Relationship between Mean Airways Pressure, Lung Mechanics, and Right Ventricular Output during High-Frequency Oscillatory Ventilation in Infants

J Pediatr. 2017 Jan;180:110-115. doi: 10.1016/j.jpeds.2016.09.015. Epub 2016 Oct 10.


Objective: To characterize changes in lung mechanics and right ventricular output (RVO) during incremental/decremental continuous distending pressure (CDP) maneuvers in newborn infants receiving high-frequency oscillatory ventilation, with the aim of evaluating when open lung maneuvers are needed and whether they are beneficial.

Study design: Thirteen infants on high-frequency oscillatory ventilation were studied with a median (IQR) gestational age of 261 (253-291) weeks and median (IQR) body weight of 810 (600-1020) g. CDP was increased stepwise from 8 cmH2O to a maximum pressure and subsequently decreased until oxygenation deteriorated or a CDP of 8 cmH2O was reached. The lowest CDP that maintained good oxygenation was considered the clinically optimal CDP. At each CDP, the following variables were evaluated: oxygenation, respiratory system reactance (Xrs), and RVO by Doppler echocardiography.

Results: At maximal CDP reached during the trial, 19 [1] cmH2O (mean [SEM]), oxygenation markedly improved, and Xrs and RVO decreased.
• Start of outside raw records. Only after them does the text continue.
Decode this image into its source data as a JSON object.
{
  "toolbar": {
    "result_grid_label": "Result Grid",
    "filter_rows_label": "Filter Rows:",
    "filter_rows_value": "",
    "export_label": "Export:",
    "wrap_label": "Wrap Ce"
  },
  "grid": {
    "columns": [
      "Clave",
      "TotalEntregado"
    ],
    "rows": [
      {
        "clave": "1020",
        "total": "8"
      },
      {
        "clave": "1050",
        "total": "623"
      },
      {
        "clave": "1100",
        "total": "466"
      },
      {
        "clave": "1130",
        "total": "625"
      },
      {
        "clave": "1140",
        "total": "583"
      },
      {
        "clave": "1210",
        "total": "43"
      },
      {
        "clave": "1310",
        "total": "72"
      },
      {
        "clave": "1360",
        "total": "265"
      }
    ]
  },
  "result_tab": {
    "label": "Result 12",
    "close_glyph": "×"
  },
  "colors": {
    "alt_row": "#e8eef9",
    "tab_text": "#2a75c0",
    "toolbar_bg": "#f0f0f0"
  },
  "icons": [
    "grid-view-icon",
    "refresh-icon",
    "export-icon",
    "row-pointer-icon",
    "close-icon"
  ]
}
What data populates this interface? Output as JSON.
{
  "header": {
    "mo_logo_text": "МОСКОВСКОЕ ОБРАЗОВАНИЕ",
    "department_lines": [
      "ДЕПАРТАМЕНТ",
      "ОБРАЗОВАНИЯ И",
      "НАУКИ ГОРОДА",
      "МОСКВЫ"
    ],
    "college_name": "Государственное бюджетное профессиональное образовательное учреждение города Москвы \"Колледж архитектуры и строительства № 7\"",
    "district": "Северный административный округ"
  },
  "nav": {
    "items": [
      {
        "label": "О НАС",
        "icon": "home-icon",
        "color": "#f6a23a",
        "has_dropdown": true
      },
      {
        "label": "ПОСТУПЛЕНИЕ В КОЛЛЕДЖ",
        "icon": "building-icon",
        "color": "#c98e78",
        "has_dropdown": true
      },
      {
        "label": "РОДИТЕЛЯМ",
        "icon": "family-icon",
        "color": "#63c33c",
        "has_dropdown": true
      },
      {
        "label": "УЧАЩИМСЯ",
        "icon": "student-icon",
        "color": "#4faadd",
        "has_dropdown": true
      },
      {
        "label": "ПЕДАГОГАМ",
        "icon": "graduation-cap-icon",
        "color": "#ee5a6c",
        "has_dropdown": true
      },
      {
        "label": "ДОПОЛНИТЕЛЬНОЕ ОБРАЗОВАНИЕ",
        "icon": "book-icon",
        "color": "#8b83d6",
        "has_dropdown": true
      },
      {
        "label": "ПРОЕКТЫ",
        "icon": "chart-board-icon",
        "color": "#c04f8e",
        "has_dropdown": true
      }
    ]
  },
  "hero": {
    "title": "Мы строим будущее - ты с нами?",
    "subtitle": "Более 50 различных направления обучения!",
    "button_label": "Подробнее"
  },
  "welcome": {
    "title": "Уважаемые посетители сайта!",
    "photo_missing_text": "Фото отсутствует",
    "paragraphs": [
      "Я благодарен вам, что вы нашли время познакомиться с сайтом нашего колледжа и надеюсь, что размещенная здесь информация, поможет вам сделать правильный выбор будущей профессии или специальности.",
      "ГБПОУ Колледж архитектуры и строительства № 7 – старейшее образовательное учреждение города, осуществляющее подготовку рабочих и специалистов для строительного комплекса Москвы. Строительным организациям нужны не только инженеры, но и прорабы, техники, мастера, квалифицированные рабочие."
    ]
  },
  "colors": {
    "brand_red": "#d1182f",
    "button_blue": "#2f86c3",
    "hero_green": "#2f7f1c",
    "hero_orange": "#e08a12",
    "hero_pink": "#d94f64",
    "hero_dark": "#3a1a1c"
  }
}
During deflation, oxygenation remained stable over a wide range of CDP settings, Xrs returned to the baseline values, and RVO increased but the baseline values were not readily restored in all patients.

Conclusion: These results suggest that Xrs and RVO are more sensitive than oxygenation to overdistension and they may be useful in clinical practice to guide open lung maneuvers.

Keywords: Doppler echocardiography; forced oscillation technique; infant, newborn; mechanical ventilation; pulmonary hemodynamics.

MeSH terms

  • Cardiac Output*
  • Female
  • High-Frequency Ventilation / methods*
  • Humans
  • Infant, Newborn
  • Male
  • Pressure
  • Respiratory Mechanics*
  • Ventricular Function, Right*